In fiscal year 2013, G-III has reported strong financial results, with a top-line gain of 21.6%, aided by sales strength across its business units. G-III has continued to benefit from the popularity of the Calvin Klein brand as well as from its own ability to secure licenses for additional product lines from the brand's owner, including the forthcoming introduction of swimwear in the spring of 2014. More important, G-III's growing retail segment seems to be finally approaching an inflection point, with an improved profit level that should gain further traction from the addition of Bass' 160 stores.

Avoiding a quagmire
Of course, a larger retail presence is no guarantee of continued success for G-III, as judged by the troubles of some of its like-minded competitors, like Guess? (GES -2.80%). The luxury-apparel designer has been on an aggressive store-development binge over the past few years, especially in the Eastern European and Asia-Pacific regions, with the intention of lowering its reliance on its wholesale customer base.

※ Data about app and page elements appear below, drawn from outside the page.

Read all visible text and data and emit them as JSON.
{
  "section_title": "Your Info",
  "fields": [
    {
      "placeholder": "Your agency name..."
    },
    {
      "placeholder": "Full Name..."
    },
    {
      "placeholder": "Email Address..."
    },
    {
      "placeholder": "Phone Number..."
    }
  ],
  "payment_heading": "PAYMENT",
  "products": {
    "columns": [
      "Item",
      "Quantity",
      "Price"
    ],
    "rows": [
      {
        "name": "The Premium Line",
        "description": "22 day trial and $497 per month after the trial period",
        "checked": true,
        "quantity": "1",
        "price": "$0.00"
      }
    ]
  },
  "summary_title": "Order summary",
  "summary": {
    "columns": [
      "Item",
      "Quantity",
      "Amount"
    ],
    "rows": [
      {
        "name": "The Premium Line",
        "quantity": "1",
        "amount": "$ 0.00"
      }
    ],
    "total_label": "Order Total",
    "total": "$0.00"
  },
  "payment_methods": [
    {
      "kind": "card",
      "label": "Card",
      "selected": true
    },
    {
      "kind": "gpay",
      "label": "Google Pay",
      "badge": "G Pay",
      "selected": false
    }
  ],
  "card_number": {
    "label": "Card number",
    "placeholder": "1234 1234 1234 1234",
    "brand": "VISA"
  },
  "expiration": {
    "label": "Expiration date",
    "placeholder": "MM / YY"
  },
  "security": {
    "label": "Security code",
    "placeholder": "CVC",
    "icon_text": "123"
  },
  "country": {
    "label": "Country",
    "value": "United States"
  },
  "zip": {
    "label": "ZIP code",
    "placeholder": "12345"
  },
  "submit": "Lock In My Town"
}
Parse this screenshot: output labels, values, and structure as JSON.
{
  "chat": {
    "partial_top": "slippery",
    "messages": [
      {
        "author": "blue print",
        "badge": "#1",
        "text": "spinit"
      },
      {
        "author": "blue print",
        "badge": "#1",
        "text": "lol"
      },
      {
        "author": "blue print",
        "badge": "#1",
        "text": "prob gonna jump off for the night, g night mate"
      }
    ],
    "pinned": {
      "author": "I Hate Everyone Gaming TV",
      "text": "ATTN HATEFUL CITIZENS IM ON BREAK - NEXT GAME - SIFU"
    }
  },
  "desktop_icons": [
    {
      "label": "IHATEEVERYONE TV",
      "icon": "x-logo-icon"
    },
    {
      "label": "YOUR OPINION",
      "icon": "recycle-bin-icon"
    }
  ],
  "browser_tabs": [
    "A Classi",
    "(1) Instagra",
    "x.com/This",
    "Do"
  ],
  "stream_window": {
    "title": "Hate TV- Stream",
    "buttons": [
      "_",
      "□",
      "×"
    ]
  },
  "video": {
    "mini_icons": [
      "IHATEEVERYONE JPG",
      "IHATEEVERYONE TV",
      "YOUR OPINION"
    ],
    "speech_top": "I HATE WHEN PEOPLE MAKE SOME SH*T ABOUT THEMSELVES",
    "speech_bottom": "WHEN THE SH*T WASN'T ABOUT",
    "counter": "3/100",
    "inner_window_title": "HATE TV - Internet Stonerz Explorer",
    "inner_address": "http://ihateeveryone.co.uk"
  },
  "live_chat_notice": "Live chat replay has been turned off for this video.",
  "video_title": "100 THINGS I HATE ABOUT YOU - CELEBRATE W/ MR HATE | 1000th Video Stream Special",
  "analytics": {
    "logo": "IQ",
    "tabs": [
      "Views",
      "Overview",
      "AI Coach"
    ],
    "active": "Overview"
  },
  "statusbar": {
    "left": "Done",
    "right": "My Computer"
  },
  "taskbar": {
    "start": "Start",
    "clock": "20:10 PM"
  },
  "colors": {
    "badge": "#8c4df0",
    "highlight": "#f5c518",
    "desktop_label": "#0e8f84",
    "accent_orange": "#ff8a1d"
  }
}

Guess?' results, though, have been less than noteworthy lately, including a contraction of its revenue and operating income in FY 2014, due primarily to weakness in its large North American and Western European markets. The company's retail operation has been a particularly poor performer, with negative comparable-store sales, which has forced management into a comprehensive review of its retail footprint. 

Fortunately, Guess?' relatively large licensing segment provides it with a steady stream of stable cash flow, buying the company time to turn around its retail segment's fortunes.

Also struggling in the competitive retail environment is The Jones Group (NYSE: JNY), the owner of a motley assortment of apparel brands, led by its Jones New York and Anne Klein nameplates. Like Guess?, Jones Group has built a sizable global footprint of retail stores in order to offset its reliance on its department-store partners, which still account for roughly half of its overall sales.

Unfortunately, Jones Group's retail operations have been a perennial source of losses for the company, especially in the domestic market, a trend that finally forced management into action with the introduction of a downsizing initiative in 2012.  However, the delayed restructuring action seems to have been too little too late, as the retail segment's inventory-stocking needs continue to be a drain on the company's operating cash flow, leading to a current weak financial position. 

Not surprisingly, Jones Group found itself essentially needing to take a buyout offer from retail-focused investment firm Sycamore Partners in mid-December, which will hopefully allow it to restructure its operations away from the public glare.

The bottom line
G-III's ability to correctly forecast apparel-fashion trends has led to a solidly profitable licensed-apparel business, as well as a strong multiyear run for its stock price. However, the company might have some tougher sledding ahead as it tries to find a similar level of success in the retail space, an area that has been a quagmire for some of its competitors. As such, investors might want to wait for share-price weakness on any market sell-off prior to adding a position.